=== Begin Enclosure ===

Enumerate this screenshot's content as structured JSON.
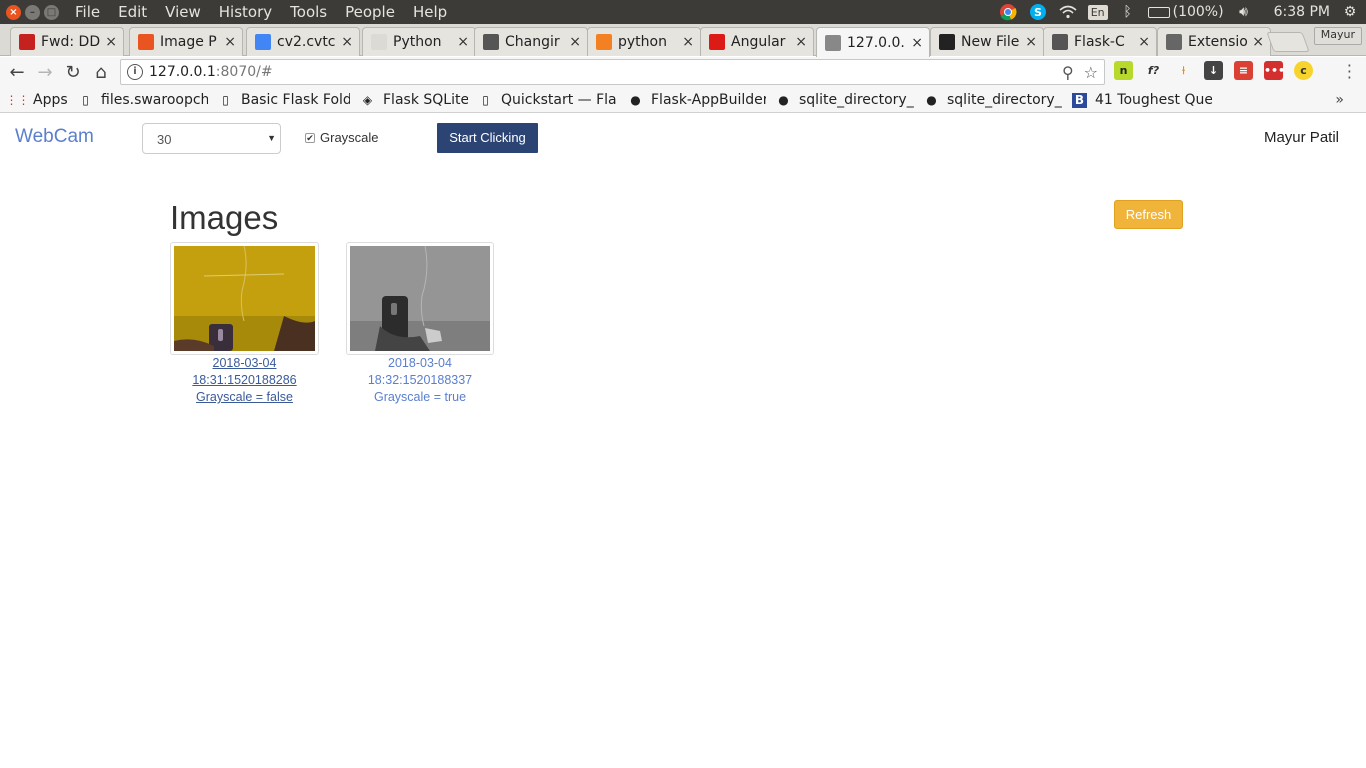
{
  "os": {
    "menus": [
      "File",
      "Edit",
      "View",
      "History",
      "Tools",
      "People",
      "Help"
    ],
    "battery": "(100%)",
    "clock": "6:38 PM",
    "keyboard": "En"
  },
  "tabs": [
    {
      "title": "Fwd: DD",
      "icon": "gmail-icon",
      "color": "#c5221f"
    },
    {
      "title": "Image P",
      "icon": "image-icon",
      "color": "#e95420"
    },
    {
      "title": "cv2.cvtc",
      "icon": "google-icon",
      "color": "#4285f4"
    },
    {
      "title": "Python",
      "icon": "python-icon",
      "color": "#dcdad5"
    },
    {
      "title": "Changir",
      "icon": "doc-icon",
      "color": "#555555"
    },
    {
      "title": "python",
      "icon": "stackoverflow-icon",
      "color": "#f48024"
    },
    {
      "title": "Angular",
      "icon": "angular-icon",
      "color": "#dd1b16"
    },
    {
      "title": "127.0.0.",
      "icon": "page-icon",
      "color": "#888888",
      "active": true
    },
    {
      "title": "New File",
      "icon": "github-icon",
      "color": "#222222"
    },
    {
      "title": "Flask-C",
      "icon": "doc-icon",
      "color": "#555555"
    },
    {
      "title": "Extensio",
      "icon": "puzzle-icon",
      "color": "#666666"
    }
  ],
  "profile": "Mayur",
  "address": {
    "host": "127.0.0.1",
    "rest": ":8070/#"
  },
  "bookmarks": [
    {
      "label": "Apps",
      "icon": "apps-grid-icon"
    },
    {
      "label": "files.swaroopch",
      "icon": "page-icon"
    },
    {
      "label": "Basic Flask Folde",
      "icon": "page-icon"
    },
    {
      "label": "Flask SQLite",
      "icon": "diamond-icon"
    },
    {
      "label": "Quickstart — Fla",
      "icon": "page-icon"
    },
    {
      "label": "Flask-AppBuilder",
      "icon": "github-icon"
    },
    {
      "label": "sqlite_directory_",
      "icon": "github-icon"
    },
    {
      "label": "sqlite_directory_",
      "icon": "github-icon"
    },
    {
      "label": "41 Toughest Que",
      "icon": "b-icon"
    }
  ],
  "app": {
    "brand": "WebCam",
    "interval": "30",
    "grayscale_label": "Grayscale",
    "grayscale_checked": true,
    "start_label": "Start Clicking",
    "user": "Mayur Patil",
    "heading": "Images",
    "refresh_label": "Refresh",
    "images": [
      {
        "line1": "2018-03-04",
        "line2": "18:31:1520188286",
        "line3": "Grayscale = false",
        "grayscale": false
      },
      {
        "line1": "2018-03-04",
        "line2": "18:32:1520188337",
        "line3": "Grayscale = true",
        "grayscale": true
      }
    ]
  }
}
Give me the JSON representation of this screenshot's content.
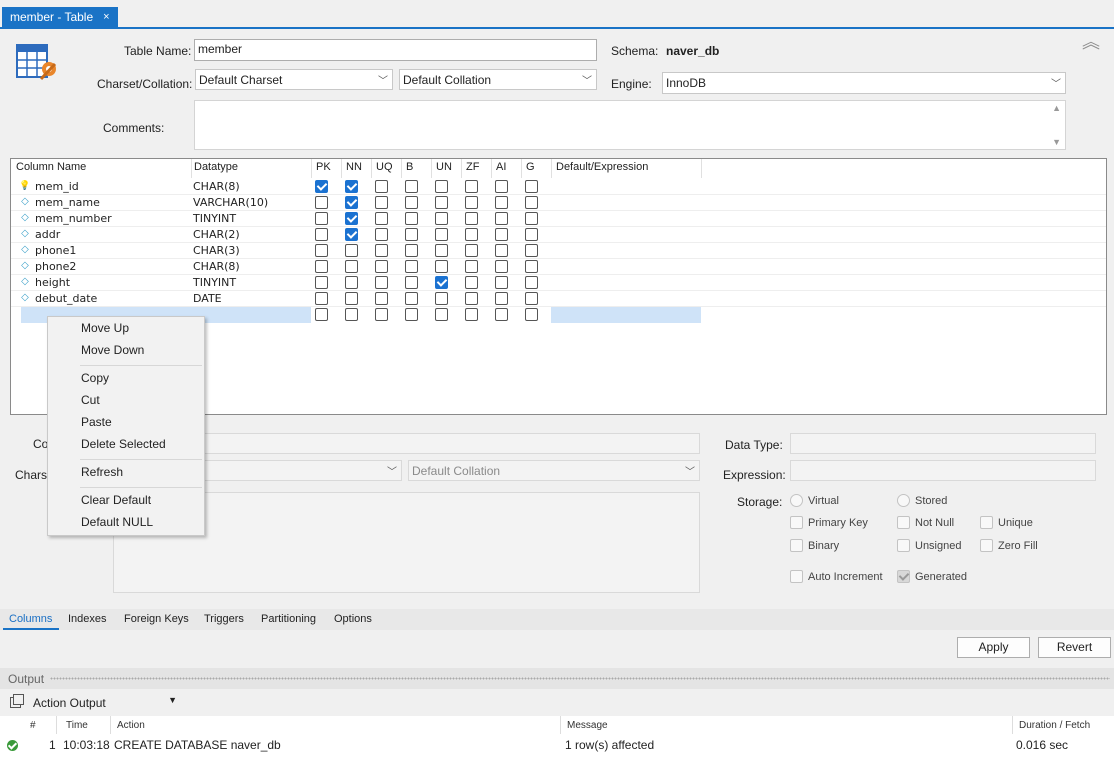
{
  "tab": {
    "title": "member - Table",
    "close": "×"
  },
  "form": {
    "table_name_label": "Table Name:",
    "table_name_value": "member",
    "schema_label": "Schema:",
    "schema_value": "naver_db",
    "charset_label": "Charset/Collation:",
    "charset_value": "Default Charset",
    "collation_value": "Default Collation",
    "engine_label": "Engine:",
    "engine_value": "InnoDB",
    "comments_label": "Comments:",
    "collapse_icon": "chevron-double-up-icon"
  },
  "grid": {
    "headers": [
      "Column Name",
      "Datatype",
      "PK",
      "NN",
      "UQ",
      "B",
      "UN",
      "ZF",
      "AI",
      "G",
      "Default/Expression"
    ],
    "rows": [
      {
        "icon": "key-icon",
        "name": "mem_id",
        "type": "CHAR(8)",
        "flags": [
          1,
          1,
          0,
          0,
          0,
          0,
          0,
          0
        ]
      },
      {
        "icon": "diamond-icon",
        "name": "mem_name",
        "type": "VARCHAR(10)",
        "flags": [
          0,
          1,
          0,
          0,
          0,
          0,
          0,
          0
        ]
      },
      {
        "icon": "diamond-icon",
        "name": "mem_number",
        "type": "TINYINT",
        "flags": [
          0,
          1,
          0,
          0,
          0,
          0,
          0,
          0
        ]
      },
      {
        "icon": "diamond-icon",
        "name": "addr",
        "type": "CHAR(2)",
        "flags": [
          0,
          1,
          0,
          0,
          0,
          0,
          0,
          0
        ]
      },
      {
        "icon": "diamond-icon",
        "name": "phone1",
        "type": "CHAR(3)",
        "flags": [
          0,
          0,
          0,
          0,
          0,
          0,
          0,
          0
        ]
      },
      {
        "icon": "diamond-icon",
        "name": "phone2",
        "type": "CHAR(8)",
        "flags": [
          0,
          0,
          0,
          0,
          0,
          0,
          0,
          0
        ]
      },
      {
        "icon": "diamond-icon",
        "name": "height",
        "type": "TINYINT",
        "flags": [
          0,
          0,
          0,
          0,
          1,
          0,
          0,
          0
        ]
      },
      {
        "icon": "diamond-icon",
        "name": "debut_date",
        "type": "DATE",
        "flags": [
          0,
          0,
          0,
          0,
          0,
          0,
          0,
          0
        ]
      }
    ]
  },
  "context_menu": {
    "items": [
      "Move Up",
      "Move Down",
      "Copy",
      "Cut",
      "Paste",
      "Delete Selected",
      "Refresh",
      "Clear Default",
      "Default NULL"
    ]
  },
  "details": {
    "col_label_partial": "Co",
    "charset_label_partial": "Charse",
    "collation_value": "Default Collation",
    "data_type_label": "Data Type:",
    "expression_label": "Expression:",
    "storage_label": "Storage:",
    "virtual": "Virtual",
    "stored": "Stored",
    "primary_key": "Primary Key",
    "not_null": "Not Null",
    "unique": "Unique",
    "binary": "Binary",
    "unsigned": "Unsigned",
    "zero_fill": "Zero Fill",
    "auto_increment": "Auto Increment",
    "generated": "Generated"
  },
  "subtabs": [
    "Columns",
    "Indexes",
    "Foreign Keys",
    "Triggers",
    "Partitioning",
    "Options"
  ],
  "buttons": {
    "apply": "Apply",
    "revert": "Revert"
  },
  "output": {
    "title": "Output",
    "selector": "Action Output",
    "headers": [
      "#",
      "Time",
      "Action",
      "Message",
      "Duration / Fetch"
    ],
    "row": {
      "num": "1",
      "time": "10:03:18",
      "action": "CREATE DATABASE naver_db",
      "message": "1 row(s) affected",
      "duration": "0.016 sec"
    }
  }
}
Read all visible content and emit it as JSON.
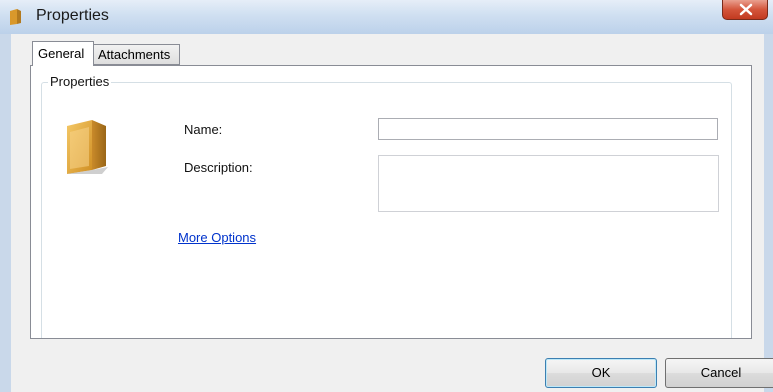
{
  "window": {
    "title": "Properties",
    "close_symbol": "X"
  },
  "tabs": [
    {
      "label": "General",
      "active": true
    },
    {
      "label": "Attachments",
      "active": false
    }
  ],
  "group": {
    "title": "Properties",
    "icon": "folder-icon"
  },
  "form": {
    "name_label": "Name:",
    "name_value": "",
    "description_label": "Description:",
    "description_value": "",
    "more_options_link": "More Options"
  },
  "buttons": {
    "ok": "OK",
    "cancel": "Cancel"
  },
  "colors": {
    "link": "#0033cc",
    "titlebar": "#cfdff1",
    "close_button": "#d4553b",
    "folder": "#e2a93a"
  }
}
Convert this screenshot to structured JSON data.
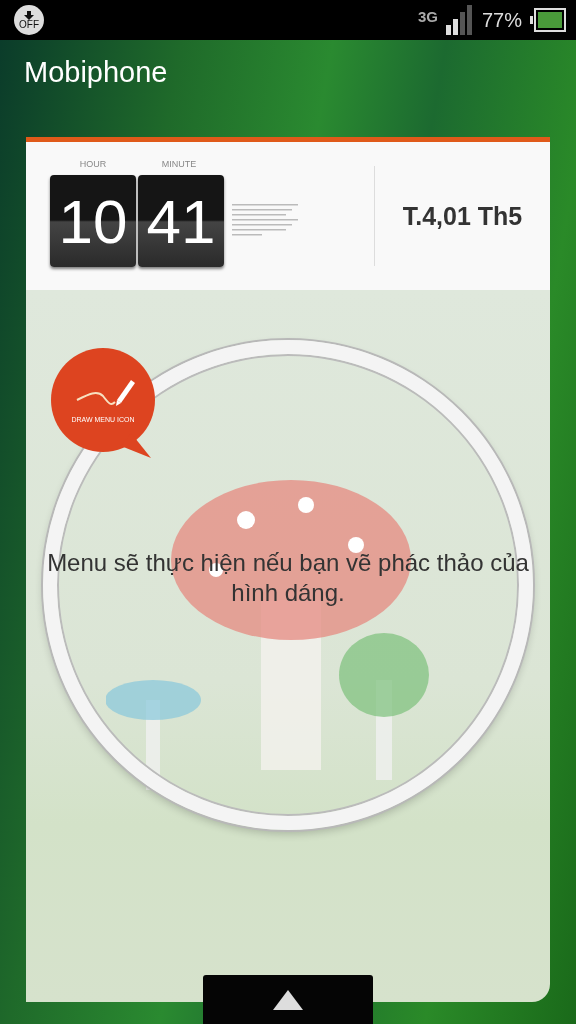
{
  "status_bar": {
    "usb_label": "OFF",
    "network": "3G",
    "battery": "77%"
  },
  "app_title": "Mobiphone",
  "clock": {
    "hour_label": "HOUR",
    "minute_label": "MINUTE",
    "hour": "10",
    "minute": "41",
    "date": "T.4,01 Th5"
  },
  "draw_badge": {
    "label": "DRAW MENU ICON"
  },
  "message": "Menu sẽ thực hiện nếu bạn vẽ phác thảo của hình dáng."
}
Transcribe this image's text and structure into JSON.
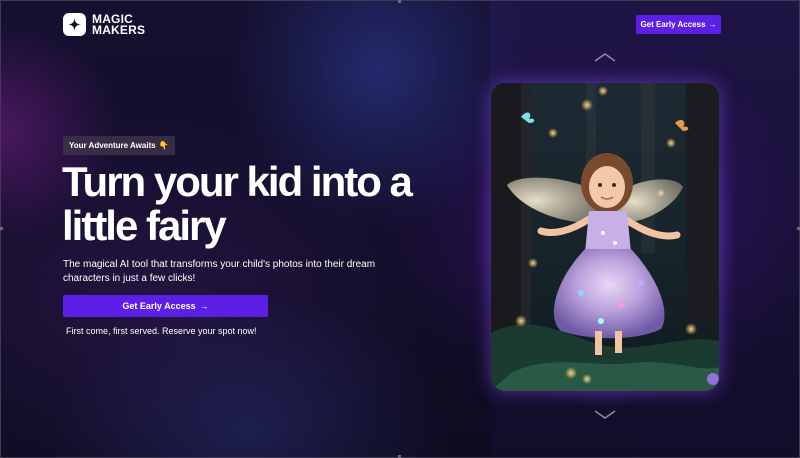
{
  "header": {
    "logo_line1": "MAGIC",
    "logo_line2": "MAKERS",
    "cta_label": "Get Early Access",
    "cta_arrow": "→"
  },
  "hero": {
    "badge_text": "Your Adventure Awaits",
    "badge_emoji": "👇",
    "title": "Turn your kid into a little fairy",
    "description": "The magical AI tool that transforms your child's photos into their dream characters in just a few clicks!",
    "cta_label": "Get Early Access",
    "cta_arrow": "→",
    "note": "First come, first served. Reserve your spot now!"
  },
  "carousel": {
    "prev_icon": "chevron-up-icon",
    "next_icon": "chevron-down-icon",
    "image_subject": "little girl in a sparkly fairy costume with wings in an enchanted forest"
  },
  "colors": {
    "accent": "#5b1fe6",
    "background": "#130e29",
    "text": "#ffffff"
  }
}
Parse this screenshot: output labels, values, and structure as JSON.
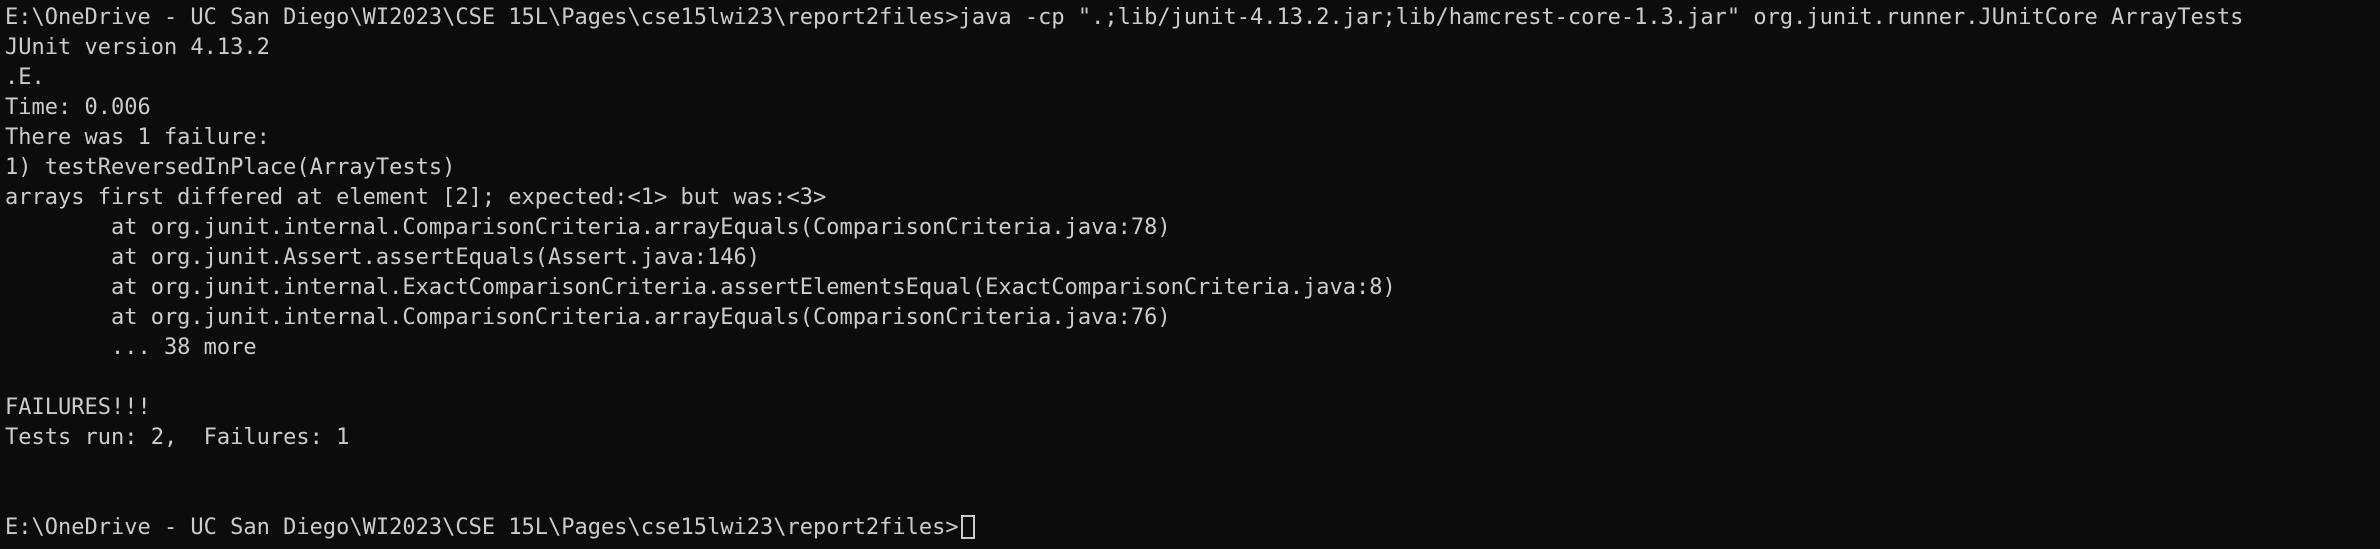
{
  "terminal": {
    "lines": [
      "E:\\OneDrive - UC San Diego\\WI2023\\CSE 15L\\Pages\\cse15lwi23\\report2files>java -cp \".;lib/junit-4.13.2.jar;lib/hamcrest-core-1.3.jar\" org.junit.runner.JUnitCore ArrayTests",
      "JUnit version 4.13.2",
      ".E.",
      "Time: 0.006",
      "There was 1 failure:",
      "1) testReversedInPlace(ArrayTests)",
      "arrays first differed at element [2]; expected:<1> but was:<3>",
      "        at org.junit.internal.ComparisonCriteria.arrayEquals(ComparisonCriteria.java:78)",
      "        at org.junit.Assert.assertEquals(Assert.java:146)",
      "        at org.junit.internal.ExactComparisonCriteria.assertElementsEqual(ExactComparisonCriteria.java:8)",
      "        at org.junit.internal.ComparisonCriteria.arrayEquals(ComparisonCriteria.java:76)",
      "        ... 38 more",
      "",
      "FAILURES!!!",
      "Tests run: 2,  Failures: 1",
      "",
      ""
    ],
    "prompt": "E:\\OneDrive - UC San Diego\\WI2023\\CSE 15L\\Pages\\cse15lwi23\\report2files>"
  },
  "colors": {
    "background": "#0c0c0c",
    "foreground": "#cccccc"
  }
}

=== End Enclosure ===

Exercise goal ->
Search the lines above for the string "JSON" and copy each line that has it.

Worked solution ->
Enumerate this screenshot's content as structured JSON.
Give me the JSON representation of this screenshot's content.
Read all visible content and emit it as JSON.
Convert this screenshot to structured JSON data.
Transcribe this image's text and structure into JSON.
Parse this screenshot: output labels, values, and structure as JSON.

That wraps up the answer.